TORONTO, ON November 23, 2011 – The Supreme Court of British Columbia today upheld Canada’s polygamy laws, but said those who enter polygamous unions before the age of 18 should be exempt from prosecution. Except for the ruling that minors should not be criminalized, the decision upholds Section 293 of the Criminal Code. Those advocating legalization had cited religious freedom as justification for the practice of polygamy.
The Catholic Civil Rights League (CCRL) is encouraged by the decision especially because it cited the prevention of harm to women, children and society and the preservation of monogamous marriage as important social principles.
Citing jurisprudence that Charter rights can be limited if it is justified by a pressing and substantial objective, the judgment, written by Chief Justice Robert Bauman, stated “Section 293 has as its objective the prevention of harm to women, to children and to society. The prevention of these collective harms associated with polygamy is clearly an objective that is pressing and substantial. The positive side of the prohibition which I have discussed – the preservation of monogamous marriage – similarly represents a pressing and substantial objective for all of the reasons that have seen the ascendance of monogamous marriage as a norm in the West.”
Joanne McGarry, executive director of the CCRL, says: “Very few Canadians would support the legalization of polygamy, given its inherent gender inequality and the loss of the rights of children to a normative relationship with the parents. We’re pleased to see such a strong defense of monogamous marriage written into the decision.”

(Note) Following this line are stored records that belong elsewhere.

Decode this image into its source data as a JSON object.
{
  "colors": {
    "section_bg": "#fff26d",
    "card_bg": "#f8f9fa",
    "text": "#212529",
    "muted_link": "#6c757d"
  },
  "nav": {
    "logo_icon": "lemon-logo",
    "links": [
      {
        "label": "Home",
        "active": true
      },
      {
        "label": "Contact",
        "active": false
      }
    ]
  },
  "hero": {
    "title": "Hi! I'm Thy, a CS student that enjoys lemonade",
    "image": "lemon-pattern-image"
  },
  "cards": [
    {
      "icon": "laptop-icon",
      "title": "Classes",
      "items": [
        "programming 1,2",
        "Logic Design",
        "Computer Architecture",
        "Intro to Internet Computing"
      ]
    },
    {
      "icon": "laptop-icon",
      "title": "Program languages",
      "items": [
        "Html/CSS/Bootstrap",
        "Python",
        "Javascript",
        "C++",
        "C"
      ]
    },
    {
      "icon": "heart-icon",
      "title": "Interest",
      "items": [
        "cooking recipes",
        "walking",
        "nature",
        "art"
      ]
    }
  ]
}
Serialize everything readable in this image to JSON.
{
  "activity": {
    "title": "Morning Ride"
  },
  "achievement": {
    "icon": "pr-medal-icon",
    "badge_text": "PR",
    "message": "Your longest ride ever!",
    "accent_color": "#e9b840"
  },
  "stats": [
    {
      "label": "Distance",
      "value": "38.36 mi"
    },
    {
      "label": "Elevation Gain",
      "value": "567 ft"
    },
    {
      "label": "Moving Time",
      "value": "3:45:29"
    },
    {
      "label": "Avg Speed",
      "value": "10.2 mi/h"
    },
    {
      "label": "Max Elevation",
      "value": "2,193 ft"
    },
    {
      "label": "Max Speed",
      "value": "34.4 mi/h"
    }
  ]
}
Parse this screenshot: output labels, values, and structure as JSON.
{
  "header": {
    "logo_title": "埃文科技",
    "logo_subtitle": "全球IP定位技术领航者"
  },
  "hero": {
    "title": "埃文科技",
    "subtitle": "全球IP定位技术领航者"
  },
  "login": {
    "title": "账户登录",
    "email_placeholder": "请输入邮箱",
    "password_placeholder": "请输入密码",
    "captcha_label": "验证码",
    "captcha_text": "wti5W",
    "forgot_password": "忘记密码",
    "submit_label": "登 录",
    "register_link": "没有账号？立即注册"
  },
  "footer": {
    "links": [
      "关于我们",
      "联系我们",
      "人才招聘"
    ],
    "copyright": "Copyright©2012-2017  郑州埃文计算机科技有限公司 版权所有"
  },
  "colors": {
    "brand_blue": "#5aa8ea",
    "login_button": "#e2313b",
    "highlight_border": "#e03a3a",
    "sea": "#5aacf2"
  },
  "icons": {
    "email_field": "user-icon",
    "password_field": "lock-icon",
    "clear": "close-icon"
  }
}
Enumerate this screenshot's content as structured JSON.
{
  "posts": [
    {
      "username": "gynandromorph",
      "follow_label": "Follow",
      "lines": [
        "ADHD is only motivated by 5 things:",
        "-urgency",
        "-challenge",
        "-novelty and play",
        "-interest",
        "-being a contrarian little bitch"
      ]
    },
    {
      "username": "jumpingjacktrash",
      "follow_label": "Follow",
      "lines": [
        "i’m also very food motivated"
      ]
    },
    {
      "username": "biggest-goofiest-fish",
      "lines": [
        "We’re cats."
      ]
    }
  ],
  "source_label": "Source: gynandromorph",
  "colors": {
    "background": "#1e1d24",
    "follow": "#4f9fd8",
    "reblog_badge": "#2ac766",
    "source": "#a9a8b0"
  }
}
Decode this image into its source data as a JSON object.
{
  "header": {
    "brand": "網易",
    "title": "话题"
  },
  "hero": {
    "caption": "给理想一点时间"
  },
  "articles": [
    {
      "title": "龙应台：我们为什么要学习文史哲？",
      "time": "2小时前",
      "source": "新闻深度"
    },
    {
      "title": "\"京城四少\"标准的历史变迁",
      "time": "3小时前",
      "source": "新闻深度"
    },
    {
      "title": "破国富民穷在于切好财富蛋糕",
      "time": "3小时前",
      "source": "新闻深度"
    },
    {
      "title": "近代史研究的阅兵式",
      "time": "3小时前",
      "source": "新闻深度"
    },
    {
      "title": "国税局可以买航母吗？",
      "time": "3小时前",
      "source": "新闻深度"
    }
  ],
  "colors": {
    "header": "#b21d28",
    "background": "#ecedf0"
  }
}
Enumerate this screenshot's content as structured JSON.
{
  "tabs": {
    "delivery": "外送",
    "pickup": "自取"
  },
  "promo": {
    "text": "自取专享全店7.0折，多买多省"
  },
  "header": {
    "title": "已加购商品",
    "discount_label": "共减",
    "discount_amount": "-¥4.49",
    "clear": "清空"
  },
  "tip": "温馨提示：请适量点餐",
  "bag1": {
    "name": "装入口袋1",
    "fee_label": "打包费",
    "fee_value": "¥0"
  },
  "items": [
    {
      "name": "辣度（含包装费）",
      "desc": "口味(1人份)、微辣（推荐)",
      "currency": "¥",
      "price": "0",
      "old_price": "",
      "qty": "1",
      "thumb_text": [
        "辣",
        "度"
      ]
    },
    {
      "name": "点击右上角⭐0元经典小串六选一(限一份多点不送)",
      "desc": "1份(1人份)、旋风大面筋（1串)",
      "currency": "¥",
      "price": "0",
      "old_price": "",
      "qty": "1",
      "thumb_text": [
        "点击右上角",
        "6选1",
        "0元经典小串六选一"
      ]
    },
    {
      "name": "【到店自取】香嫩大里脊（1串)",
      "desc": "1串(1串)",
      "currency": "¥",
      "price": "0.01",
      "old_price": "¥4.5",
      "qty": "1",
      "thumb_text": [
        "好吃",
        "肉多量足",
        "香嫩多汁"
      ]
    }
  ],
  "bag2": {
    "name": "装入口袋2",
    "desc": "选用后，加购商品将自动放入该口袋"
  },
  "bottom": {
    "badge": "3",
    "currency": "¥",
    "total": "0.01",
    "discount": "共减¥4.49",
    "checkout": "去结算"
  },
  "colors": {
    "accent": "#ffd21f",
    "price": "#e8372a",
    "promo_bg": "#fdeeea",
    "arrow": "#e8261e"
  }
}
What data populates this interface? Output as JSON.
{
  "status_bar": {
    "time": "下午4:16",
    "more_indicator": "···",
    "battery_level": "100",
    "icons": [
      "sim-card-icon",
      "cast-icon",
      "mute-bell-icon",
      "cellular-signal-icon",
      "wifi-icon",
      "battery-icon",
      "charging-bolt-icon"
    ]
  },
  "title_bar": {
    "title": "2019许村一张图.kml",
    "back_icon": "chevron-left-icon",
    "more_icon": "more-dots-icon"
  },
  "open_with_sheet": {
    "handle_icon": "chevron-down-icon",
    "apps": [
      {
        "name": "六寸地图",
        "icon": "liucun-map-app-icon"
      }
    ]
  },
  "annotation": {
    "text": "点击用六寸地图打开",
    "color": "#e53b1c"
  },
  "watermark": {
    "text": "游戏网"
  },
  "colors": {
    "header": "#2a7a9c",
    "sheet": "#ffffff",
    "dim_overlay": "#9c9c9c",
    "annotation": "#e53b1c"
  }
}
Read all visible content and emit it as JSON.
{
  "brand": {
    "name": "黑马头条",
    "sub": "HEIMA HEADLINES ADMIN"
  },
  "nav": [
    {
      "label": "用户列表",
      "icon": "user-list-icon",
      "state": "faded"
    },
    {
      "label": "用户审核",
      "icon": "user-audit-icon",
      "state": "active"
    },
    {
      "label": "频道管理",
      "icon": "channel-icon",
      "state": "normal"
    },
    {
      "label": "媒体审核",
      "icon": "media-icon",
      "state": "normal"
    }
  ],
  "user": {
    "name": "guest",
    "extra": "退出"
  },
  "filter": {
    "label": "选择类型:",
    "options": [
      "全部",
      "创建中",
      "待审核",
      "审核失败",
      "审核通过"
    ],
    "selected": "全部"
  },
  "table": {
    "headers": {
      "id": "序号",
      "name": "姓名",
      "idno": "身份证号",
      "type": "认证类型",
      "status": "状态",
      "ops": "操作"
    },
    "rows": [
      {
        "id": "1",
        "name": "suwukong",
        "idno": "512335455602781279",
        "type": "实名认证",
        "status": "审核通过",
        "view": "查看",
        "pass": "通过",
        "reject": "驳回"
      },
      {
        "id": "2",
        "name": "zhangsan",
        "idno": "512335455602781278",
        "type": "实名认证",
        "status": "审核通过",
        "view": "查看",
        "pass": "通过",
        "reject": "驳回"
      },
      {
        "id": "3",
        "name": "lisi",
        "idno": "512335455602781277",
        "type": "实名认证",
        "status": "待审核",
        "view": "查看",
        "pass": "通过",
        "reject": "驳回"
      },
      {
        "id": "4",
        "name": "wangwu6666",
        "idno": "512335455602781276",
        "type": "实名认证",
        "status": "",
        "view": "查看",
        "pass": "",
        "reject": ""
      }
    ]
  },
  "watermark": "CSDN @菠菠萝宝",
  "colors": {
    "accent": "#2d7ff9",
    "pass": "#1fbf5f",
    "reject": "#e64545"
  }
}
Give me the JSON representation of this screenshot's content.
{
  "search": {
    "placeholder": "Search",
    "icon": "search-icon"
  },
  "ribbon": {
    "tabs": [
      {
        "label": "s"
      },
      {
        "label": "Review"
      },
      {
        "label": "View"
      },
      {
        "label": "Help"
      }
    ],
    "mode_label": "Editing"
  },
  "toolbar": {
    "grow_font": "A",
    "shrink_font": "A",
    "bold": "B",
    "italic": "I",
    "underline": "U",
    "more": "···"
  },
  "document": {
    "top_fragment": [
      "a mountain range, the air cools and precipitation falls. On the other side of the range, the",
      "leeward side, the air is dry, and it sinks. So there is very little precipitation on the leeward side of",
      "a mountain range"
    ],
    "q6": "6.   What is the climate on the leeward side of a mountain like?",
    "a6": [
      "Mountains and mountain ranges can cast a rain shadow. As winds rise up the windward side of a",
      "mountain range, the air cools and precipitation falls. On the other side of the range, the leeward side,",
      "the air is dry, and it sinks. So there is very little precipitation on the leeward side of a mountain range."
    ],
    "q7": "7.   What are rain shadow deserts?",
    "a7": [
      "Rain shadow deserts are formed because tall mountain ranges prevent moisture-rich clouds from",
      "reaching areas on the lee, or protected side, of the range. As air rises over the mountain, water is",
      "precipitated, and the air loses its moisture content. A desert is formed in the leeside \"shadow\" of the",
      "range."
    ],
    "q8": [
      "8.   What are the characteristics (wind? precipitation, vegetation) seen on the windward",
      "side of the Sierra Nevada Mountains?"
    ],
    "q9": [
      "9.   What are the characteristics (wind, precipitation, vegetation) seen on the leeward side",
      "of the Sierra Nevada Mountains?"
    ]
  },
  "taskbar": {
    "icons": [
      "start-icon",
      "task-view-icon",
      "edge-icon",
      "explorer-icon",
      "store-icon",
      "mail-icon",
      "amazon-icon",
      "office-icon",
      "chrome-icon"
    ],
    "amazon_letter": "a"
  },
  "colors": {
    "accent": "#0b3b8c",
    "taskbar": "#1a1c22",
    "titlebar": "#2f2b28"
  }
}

The judgment is very much in keeping with fundamental Canadian values, Ms. McGarry added. “Should this decision be challenged and overturned on appeal, we hope Parliament would take steps, including use of the “Notwithstanding Clause” if necessary, to keep polygamy illegal.”